::: Extracted information
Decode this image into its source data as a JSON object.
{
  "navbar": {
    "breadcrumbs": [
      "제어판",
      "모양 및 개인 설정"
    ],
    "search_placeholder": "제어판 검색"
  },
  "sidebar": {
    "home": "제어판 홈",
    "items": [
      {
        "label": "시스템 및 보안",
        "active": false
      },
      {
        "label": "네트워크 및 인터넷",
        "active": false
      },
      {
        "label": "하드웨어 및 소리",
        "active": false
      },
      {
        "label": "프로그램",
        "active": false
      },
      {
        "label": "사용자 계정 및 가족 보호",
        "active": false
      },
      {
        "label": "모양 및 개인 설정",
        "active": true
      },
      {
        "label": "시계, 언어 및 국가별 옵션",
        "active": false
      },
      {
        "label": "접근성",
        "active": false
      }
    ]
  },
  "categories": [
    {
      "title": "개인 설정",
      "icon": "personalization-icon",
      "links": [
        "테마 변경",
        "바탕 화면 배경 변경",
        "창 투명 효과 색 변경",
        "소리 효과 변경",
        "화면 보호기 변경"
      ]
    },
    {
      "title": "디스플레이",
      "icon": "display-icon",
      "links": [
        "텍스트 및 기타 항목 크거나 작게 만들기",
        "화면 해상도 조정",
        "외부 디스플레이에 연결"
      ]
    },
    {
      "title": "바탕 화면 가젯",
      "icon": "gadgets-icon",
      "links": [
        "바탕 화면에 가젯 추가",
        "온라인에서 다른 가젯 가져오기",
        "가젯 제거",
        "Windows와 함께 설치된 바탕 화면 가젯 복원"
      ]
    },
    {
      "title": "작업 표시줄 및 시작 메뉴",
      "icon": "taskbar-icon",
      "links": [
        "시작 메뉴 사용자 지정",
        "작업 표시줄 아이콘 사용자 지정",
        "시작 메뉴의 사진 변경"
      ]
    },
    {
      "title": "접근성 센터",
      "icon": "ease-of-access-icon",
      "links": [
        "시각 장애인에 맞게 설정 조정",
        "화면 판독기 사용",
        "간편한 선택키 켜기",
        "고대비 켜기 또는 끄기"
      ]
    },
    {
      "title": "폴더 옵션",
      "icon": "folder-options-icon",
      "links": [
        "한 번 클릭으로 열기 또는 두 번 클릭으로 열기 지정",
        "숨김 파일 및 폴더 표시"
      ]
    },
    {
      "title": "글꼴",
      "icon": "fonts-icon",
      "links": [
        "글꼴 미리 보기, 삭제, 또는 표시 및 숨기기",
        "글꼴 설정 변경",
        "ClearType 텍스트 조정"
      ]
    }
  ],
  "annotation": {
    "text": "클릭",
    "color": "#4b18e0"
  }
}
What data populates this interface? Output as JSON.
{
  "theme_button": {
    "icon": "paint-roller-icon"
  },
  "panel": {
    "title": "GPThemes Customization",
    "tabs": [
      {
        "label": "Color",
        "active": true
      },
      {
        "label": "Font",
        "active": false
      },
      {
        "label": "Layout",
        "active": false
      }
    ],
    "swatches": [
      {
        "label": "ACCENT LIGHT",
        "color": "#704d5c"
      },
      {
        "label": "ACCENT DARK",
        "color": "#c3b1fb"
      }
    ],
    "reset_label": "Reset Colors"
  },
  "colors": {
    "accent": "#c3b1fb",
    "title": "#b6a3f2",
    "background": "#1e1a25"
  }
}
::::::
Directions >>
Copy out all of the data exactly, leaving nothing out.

Result for this exercise >>
Decode this image into its source data as a JSON object.
{
  "navbar": {
    "breadcrumbs": [
      "제어판",
      "모양 및 개인 설정"
    ],
    "search_placeholder": "제어판 검색"
  },
  "sidebar": {
    "home": "제어판 홈",
    "items": [
      {
        "label": "시스템 및 보안",
        "active": false
      },
      {
        "label": "네트워크 및 인터넷",
        "active": false
      },
      {
        "label": "하드웨어 및 소리",
        "active": false
      },
      {
        "label": "프로그램",
        "active": false
      },
      {
        "label": "사용자 계정 및 가족 보호",
        "active": false
      },
      {
        "label": "모양 및 개인 설정",
        "active": true
      },
      {
        "label": "시계, 언어 및 국가별 옵션",
        "active": false
      },
      {
        "label": "접근성",
        "active": false
      }
    ]
  },
  "categories": [
    {
      "title": "개인 설정",
      "icon": "personalization-icon",
      "links": [
        "테마 변경",
        "바탕 화면 배경 변경",
        "창 투명 효과 색 변경",
        "소리 효과 변경",
        "화면 보호기 변경"
      ]
    },
    {
      "title": "디스플레이",
      "icon": "display-icon",
      "links": [
        "텍스트 및 기타 항목 크거나 작게 만들기",
        "화면 해상도 조정",
        "외부 디스플레이에 연결"
      ]
    },
    {
      "title": "바탕 화면 가젯",
      "icon": "gadgets-icon",
      "links": [
        "바탕 화면에 가젯 추가",
        "온라인에서 다른 가젯 가져오기",
        "가젯 제거",
        "Windows와 함께 설치된 바탕 화면 가젯 복원"
      ]
    },
    {
      "title": "작업 표시줄 및 시작 메뉴",
      "icon": "taskbar-icon",
      "links": [
        "시작 메뉴 사용자 지정",
        "작업 표시줄 아이콘 사용자 지정",
        "시작 메뉴의 사진 변경"
      ]
    },
    {
      "title": "접근성 센터",
      "icon": "ease-of-access-icon",
      "links": [
        "시각 장애인에 맞게 설정 조정",
        "화면 판독기 사용",
        "간편한 선택키 켜기",
        "고대비 켜기 또는 끄기"
      ]
    },
    {
      "title": "폴더 옵션",
      "icon": "folder-options-icon",
      "links": [
        "한 번 클릭으로 열기 또는 두 번 클릭으로 열기 지정",
        "숨김 파일 및 폴더 표시"
      ]
    },
    {
      "title": "글꼴",
      "icon": "fonts-icon",
      "links": [
        "글꼴 미리 보기, 삭제, 또는 표시 및 숨기기",
        "글꼴 설정 변경",
        "ClearType 텍스트 조정"
      ]
    }
  ],
  "annotation": {
    "text": "클릭",
    "color": "#4b18e0"
  }
}
What data populates this interface? Output as JSON.
{
  "theme_button": {
    "icon": "paint-roller-icon"
  },
  "panel": {
    "title": "GPThemes Customization",
    "tabs": [
      {
        "label": "Color",
        "active": true
      },
      {
        "label": "Font",
        "active": false
      },
      {
        "label": "Layout",
        "active": false
      }
    ],
    "swatches": [
      {
        "label": "ACCENT LIGHT",
        "color": "#704d5c"
      },
      {
        "label": "ACCENT DARK",
        "color": "#c3b1fb"
      }
    ],
    "reset_label": "Reset Colors"
  },
  "colors": {
    "accent": "#c3b1fb",
    "title": "#b6a3f2",
    "background": "#1e1a25"
  }
}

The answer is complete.